Return all the data exactly, keeping the pictures out.

_ _ _

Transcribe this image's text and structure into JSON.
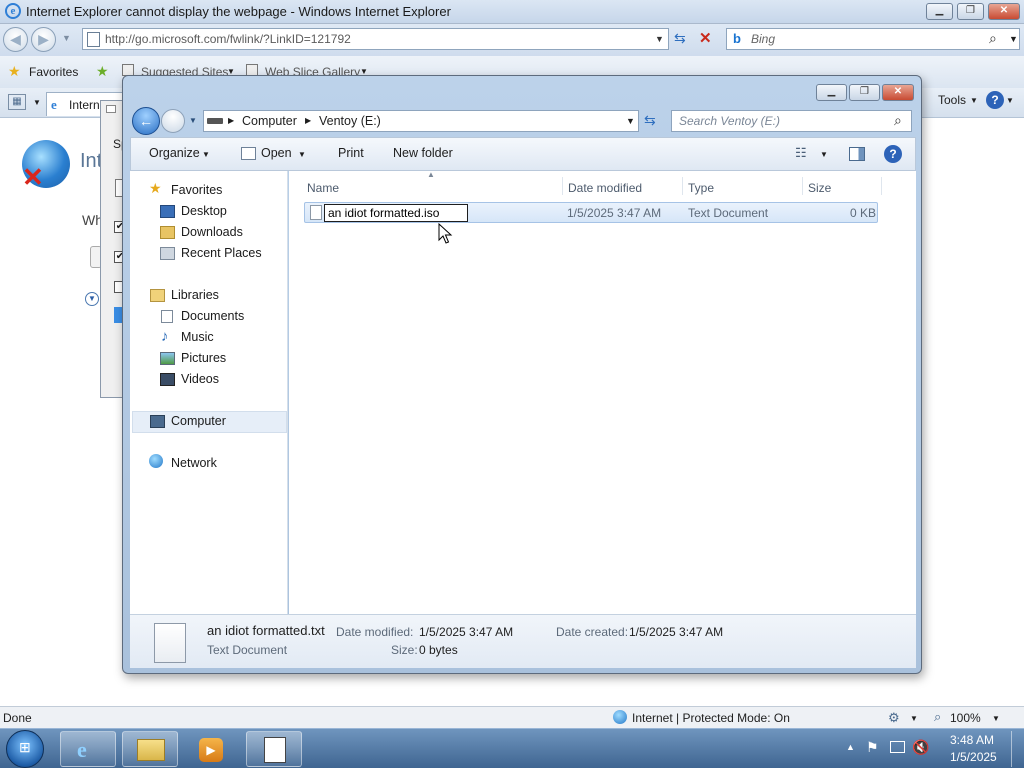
{
  "ie": {
    "title": "Internet Explorer cannot display the webpage - Windows Internet Explorer",
    "address": "http://go.microsoft.com/fwlink/?LinkID=121792",
    "search_placeholder": "Bing",
    "favorites_label": "Favorites",
    "suggested_sites": "Suggested Sites",
    "web_slice_gallery": "Web Slice Gallery",
    "tab_label": "Intern",
    "tools_label": "Tools",
    "page_heading_partial": "Int",
    "body_partial": "Wh",
    "status_done": "Done",
    "status_zone": "Internet | Protected Mode: On",
    "zoom": "100%",
    "dialog_partial": "Sp"
  },
  "explorer": {
    "breadcrumb": [
      "Computer",
      "Ventoy (E:)"
    ],
    "search_placeholder": "Search Ventoy (E:)",
    "toolbar": {
      "organize": "Organize",
      "open": "Open",
      "print": "Print",
      "new_folder": "New folder"
    },
    "nav": {
      "favorites": "Favorites",
      "desktop": "Desktop",
      "downloads": "Downloads",
      "recent_places": "Recent Places",
      "libraries": "Libraries",
      "documents": "Documents",
      "music": "Music",
      "pictures": "Pictures",
      "videos": "Videos",
      "computer": "Computer",
      "network": "Network"
    },
    "columns": {
      "name": "Name",
      "date_modified": "Date modified",
      "type": "Type",
      "size": "Size"
    },
    "file": {
      "rename_value": "an idiot formatted.iso",
      "date_modified": "1/5/2025 3:47 AM",
      "type": "Text Document",
      "size": "0 KB"
    },
    "details": {
      "name": "an idiot formatted.txt",
      "type": "Text Document",
      "date_modified_label": "Date modified:",
      "date_modified": "1/5/2025 3:47 AM",
      "date_created_label": "Date created:",
      "date_created": "1/5/2025 3:47 AM",
      "size_label": "Size:",
      "size": "0 bytes"
    }
  },
  "taskbar": {
    "time": "3:48 AM",
    "date": "1/5/2025"
  },
  "colors": {
    "accent": "#3a8ee6",
    "selection": "#dbe9f8",
    "taskbar": "#4a6f99"
  }
}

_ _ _

* **YOUR SOLUTION**:
Transcribe this image's text and structure into JSON.
{
  "ie": {
    "title": "Internet Explorer cannot display the webpage - Windows Internet Explorer",
    "address": "http://go.microsoft.com/fwlink/?LinkID=121792",
    "search_placeholder": "Bing",
    "favorites_label": "Favorites",
    "suggested_sites": "Suggested Sites",
    "web_slice_gallery": "Web Slice Gallery",
    "tab_label": "Intern",
    "tools_label": "Tools",
    "page_heading_partial": "Int",
    "body_partial": "Wh",
    "status_done": "Done",
    "status_zone": "Internet | Protected Mode: On",
    "zoom": "100%",
    "dialog_partial": "Sp"
  },
  "explorer": {
    "breadcrumb": [
      "Computer",
      "Ventoy (E:)"
    ],
    "search_placeholder": "Search Ventoy (E:)",
    "toolbar": {
      "organize": "Organize",
      "open": "Open",
      "print": "Print",
      "new_folder": "New folder"
    },
    "nav": {
      "favorites": "Favorites",
      "desktop": "Desktop",
      "downloads": "Downloads",
      "recent_places": "Recent Places",
      "libraries": "Libraries",
      "documents": "Documents",
      "music": "Music",
      "pictures": "Pictures",
      "videos": "Videos",
      "computer": "Computer",
      "network": "Network"
    },
    "columns": {
      "name": "Name",
      "date_modified": "Date modified",
      "type": "Type",
      "size": "Size"
    },
    "file": {
      "rename_value": "an idiot formatted.iso",
      "date_modified": "1/5/2025 3:47 AM",
      "type": "Text Document",
      "size": "0 KB"
    },
    "details": {
      "name": "an idiot formatted.txt",
      "type": "Text Document",
      "date_modified_label": "Date modified:",
      "date_modified": "1/5/2025 3:47 AM",
      "date_created_label": "Date created:",
      "date_created": "1/5/2025 3:47 AM",
      "size_label": "Size:",
      "size": "0 bytes"
    }
  },
  "taskbar": {
    "time": "3:48 AM",
    "date": "1/5/2025"
  },
  "colors": {
    "accent": "#3a8ee6",
    "selection": "#dbe9f8",
    "taskbar": "#4a6f99"
  }
}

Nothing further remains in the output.